Clearly, Mr Turnbull should have taken a much harder line against the Rudd Government in the first place - calling for a moratorium on any proposed scheme until the major "polluters", including the United States, China and India, had adopted their own schemes. Instead, in an effort to placate the climate-change enthusiasts in his own party and the environmentally-conscious café latte set in his own electorate, he took a soft approach and is now paying the price.Turning point
The global financial crisis and the recent publication of Australian geologist Ian Plimer's seminal work, Heaven and Earth - Global Warming: the Missing Science
debunking much of the science behind the global warming catastrophists (reviewed in this issue of News Weekly
- see page 20), are now emerging as significant turning points in the debate.
Action on climate change is fast becoming a luxury few countries can afford - especially when it is seen to be adding to rising unemployment, to the closure of some industries or to the shift of others to countries which don't particularly care about global action on climate change.
Mr Rudd and his ministers spent almost two years hammering the Opposition for daring to ask for a delay in the introduction of a carbon-reduction scheme which was intended to impose a cost on every tonne of carbon dioxide emitted.

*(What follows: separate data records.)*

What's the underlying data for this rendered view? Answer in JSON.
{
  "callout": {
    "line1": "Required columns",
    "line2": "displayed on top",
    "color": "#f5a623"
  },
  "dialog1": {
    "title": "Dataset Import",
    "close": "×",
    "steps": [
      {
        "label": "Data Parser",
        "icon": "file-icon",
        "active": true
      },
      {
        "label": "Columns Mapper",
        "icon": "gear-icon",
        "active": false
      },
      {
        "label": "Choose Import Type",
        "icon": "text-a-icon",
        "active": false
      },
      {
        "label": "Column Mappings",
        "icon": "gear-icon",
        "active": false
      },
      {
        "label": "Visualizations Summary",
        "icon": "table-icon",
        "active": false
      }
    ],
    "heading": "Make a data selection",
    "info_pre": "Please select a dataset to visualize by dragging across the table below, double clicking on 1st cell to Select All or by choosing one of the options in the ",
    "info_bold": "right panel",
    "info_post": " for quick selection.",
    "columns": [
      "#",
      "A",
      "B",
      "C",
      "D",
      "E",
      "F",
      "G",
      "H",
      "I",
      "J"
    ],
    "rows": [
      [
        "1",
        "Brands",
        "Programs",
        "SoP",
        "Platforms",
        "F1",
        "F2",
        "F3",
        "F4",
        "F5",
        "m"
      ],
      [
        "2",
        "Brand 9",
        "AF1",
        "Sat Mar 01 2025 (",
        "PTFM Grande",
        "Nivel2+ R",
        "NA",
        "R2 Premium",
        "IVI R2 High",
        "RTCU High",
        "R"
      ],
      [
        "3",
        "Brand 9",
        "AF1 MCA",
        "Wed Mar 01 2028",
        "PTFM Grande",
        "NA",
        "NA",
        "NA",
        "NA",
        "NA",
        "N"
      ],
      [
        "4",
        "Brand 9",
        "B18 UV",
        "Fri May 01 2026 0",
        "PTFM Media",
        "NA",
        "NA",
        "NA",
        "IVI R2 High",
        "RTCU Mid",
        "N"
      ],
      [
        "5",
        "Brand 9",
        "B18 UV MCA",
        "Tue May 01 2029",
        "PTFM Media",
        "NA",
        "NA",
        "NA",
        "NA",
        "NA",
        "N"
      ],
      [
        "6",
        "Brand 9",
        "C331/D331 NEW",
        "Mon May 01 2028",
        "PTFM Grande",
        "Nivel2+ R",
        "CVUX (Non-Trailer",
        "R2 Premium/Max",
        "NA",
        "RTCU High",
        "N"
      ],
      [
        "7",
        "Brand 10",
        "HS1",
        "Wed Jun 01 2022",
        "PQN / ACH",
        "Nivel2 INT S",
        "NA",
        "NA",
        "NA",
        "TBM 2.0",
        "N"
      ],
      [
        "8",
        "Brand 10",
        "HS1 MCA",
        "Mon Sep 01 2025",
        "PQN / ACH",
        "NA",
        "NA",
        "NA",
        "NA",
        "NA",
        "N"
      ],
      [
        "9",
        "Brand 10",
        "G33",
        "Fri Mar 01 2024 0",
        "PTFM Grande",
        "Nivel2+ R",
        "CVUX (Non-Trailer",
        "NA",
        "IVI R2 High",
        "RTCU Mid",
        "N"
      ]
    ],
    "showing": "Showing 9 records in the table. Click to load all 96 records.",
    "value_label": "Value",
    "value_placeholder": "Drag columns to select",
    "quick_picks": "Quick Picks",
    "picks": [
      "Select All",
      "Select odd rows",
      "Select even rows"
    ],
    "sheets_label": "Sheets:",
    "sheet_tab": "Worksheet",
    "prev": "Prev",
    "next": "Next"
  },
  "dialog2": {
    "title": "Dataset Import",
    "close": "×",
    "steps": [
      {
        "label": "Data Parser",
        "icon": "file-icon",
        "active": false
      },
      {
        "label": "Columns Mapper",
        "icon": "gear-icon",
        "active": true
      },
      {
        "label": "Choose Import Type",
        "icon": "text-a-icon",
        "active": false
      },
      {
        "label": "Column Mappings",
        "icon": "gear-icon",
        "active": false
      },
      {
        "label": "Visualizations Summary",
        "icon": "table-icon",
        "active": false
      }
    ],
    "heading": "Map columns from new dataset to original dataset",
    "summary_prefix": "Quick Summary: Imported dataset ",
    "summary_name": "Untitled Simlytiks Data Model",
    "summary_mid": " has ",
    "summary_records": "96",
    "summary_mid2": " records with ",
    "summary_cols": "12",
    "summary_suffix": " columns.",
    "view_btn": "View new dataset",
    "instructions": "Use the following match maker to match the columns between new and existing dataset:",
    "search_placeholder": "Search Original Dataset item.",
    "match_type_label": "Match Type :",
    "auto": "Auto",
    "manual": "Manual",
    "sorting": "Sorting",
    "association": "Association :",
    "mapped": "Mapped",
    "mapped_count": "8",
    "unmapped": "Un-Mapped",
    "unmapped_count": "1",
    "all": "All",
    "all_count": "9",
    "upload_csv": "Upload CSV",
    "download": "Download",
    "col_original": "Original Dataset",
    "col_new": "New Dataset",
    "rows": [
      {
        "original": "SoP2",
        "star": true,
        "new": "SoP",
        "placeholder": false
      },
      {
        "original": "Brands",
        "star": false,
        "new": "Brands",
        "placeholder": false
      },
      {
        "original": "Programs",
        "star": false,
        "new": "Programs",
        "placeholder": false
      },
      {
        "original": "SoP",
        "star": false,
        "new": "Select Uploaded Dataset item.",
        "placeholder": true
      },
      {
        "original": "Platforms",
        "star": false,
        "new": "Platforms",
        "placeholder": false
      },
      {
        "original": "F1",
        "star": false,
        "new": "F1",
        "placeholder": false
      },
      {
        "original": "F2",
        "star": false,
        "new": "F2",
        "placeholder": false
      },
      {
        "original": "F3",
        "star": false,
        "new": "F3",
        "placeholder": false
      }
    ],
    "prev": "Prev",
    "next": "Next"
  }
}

But now the Rudd Government has done exactly that - delaying the introduction of an Australian Carbon Pollution Reduction Scheme (CPRS) until July 1, 2011. Mr Rudd is also making it easier for businesses to adjust to the scheme by introducing a phase-in period and cutting the charge for man-made carbon dioxide from $40 to $10 a tonne.
But cleverly, while making a virtue out of doing close to nothing now, the Prime Minister has promised to do much, much more later on. The Rudd Government has now committed itself to a 25 per cent reduction, by 2020, of 2000 levels of man-made carbon dioxide gases - with the proviso that the international community also participates.
In other words, when Mr Rudd goes to the Copenhagen Climate Change Conference (CCCC) in December, he will be promising to do great things on climate change during a period when he will be happily in retirement.
Other governments are also likely to start back-pedalling on early action on climate change, including President Obama's administration.
The publication last month of Professor Plimer's Heaven and Earth
is a seminal event in the global warming debate. It sits like a bookend with Al Gore's 2006 documentary film and companion book An Inconvenient Truth
. Gore's movie grossed more than $US50 million and earned Gore an Academy Award, and his book, which was turned into a "spoken word album", earned him a Grammy. The following year, Gore also won (together with the Intergovernmental Panel on Climate Change) a share of the Nobel Peace Prize.
Ian Plimer is unlikely to be showered with such honours, nor is he likely to join the celebrity list. However, the fact that he is an internationally-recognised leading geologist, and that he has participated in earlier highly-publicised debates against Creationists in the United States, gives him credibility that many other climate-change sceptics lack.
Even in the Rudd Government there appears to be a shift in thinking.
Minister for Climate Change, Senator Penny Wong, was forced to contradict her junior minister Peter Garrett for his absurd claim that sea levels were set to rise by six metres.
And, according to The Australian
newspaper, another Rudd minister, Dr Craig Emerson, who is a respected economist and former adviser to Bob Hawke, appeared to suggest that at least some of the "science" on global warming was not settled.
Meanwhile, Mr Turnbull's opportunistic position is in tatters and he is likely to win no friends on either side of the debate.